### Records contained in a dataset:
- - - -

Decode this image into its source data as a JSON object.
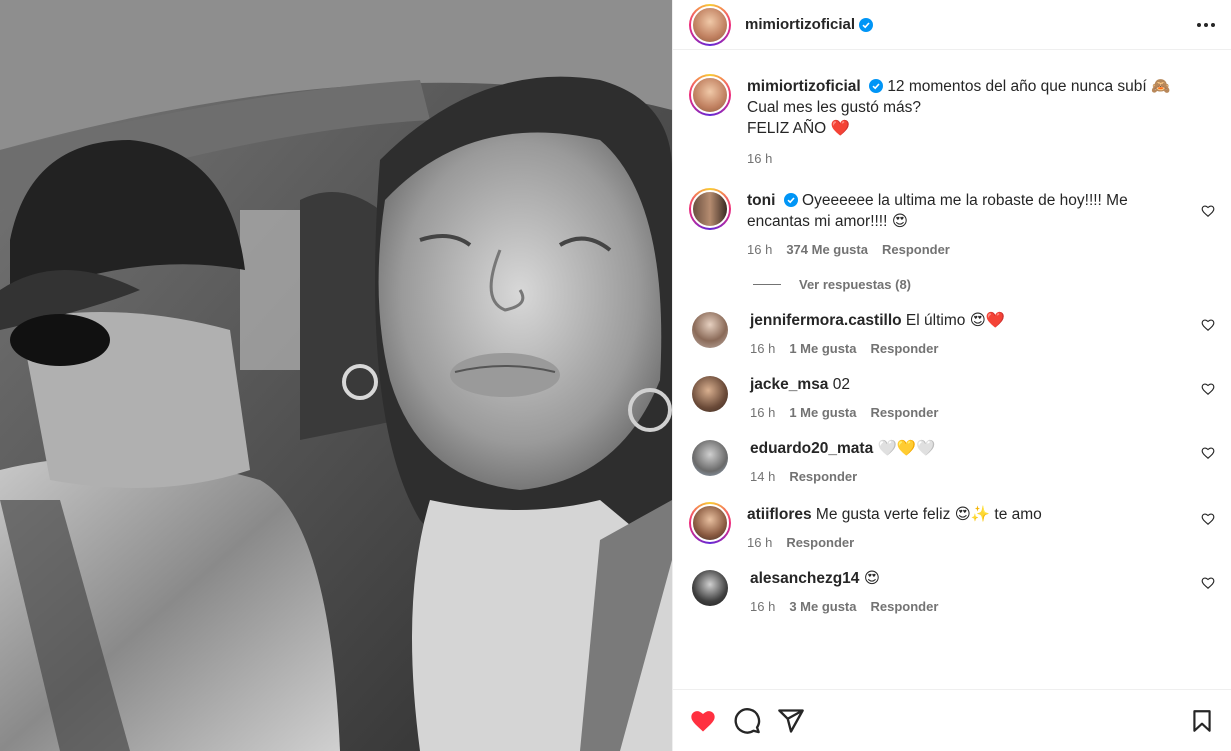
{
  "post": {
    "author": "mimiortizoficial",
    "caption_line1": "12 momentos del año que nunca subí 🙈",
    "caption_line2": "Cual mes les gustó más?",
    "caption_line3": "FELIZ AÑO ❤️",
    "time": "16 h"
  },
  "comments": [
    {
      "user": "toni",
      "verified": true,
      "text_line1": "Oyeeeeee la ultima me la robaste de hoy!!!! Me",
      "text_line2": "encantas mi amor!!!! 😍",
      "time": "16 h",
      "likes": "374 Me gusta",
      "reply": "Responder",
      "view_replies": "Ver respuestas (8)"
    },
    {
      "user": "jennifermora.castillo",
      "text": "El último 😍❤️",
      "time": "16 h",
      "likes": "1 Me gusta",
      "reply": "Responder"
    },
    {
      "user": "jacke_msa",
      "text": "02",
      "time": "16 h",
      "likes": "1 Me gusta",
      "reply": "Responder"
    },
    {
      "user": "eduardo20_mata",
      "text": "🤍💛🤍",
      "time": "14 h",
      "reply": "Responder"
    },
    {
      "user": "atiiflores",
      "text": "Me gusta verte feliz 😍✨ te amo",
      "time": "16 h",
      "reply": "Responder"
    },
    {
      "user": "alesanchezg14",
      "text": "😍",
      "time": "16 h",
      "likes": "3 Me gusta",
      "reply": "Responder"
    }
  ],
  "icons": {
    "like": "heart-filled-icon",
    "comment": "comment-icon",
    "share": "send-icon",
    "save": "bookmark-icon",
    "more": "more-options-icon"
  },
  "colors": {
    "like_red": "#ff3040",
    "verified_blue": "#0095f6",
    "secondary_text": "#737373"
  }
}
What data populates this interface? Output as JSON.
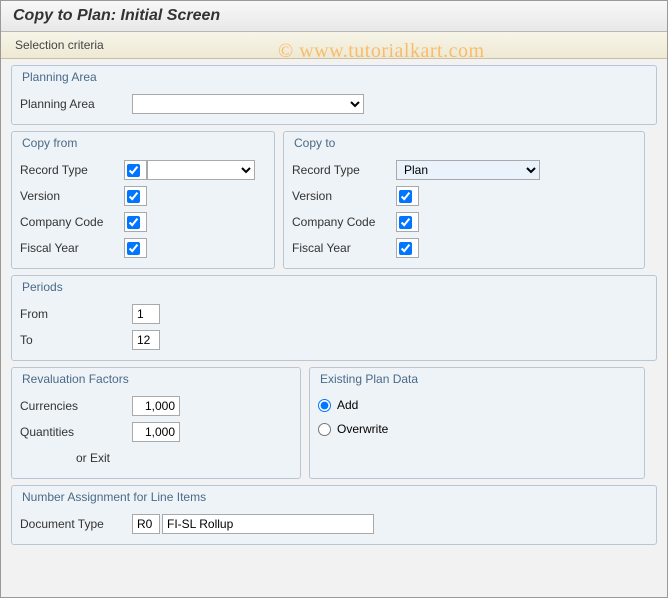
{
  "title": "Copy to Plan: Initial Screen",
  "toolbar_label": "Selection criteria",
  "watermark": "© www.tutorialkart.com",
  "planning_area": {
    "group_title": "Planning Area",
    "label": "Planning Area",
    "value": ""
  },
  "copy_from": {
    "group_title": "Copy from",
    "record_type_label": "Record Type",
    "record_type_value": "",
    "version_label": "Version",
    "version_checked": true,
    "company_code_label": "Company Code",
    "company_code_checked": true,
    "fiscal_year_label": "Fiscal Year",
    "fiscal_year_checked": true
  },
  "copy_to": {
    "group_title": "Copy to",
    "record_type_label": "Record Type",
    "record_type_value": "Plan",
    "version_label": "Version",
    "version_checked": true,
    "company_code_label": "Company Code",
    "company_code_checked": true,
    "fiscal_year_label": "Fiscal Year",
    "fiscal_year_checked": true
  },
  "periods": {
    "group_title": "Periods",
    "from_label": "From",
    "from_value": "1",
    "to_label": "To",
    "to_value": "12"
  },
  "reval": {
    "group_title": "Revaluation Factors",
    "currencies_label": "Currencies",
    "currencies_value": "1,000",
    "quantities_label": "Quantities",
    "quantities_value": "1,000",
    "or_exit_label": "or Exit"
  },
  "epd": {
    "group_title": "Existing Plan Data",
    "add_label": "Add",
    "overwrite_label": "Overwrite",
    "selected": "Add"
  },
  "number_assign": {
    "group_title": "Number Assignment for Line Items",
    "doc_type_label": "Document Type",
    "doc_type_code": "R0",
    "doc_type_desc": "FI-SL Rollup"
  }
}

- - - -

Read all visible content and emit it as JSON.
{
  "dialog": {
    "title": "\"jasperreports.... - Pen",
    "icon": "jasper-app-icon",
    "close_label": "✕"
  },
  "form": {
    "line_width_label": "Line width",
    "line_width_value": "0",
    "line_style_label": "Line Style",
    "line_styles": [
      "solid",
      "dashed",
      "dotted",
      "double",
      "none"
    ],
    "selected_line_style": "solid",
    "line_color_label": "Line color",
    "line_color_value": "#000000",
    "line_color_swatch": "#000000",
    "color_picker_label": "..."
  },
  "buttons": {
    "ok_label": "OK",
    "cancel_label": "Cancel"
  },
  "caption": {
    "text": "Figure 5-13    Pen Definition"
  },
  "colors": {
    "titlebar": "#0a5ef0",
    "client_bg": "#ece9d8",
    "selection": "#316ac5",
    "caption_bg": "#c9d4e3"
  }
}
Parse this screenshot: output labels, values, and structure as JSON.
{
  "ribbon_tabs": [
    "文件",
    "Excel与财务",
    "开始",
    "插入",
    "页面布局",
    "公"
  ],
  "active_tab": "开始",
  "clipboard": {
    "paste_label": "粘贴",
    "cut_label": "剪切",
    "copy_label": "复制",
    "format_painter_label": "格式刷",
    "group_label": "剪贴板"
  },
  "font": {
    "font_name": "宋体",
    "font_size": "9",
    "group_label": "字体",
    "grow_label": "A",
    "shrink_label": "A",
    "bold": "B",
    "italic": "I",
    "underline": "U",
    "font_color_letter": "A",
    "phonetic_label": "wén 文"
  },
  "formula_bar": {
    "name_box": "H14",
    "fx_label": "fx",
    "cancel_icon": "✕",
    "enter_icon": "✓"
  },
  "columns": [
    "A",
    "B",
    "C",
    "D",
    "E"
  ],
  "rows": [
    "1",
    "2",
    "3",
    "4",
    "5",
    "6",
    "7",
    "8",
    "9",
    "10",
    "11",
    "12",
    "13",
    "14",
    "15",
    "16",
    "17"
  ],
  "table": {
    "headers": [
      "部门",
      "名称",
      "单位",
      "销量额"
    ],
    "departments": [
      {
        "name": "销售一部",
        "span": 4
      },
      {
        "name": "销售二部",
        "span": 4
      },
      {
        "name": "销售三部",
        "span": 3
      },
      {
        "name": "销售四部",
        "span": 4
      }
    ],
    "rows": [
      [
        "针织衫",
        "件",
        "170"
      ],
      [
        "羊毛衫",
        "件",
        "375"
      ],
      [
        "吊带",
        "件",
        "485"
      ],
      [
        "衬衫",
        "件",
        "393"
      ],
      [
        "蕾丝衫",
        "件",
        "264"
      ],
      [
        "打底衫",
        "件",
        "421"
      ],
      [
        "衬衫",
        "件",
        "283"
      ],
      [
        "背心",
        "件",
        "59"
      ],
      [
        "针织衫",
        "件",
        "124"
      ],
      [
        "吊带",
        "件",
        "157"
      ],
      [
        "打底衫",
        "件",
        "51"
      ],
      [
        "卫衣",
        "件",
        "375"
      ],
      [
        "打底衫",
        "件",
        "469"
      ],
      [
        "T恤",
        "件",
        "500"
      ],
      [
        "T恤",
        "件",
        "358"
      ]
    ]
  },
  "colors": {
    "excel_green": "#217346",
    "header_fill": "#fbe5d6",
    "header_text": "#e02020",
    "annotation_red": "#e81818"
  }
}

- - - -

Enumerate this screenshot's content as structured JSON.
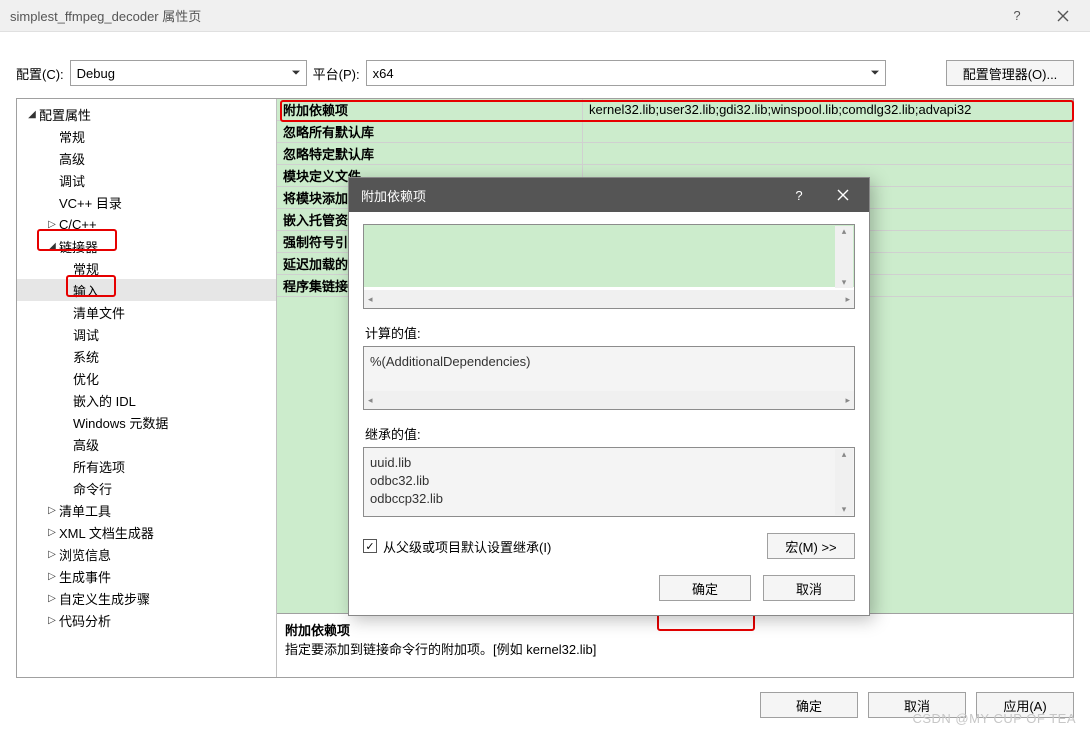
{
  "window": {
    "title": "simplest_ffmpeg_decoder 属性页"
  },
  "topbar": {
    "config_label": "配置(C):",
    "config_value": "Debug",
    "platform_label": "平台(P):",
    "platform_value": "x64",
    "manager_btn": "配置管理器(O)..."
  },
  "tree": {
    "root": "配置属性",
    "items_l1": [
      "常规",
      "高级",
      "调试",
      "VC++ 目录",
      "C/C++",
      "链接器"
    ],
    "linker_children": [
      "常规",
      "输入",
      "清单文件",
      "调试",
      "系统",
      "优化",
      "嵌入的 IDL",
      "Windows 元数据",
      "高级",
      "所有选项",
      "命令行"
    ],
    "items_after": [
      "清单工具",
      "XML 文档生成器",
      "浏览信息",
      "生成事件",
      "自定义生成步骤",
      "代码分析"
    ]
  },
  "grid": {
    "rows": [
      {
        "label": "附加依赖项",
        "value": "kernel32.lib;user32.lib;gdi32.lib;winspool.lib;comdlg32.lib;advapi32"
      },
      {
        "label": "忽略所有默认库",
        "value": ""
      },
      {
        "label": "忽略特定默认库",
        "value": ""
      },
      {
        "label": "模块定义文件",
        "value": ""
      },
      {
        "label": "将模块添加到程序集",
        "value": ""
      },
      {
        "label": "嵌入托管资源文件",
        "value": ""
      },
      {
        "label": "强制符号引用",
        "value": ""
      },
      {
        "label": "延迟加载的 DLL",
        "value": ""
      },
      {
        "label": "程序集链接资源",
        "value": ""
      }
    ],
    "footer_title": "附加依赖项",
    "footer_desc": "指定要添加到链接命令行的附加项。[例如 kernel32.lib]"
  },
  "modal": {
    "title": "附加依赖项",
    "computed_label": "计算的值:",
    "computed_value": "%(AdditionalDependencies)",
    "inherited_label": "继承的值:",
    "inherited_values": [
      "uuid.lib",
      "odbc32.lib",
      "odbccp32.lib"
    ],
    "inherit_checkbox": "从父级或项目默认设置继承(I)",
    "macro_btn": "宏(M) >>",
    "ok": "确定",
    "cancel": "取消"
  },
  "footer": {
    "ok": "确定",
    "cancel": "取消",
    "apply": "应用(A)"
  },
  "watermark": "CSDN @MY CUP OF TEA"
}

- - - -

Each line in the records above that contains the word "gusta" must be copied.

      "likes": "374 Me gusta",
      "likes": "1 Me gusta",
      "likes": "1 Me gusta",
      "text": "Me gusta verte feliz 😍✨ te amo",
      "likes": "3 Me gusta",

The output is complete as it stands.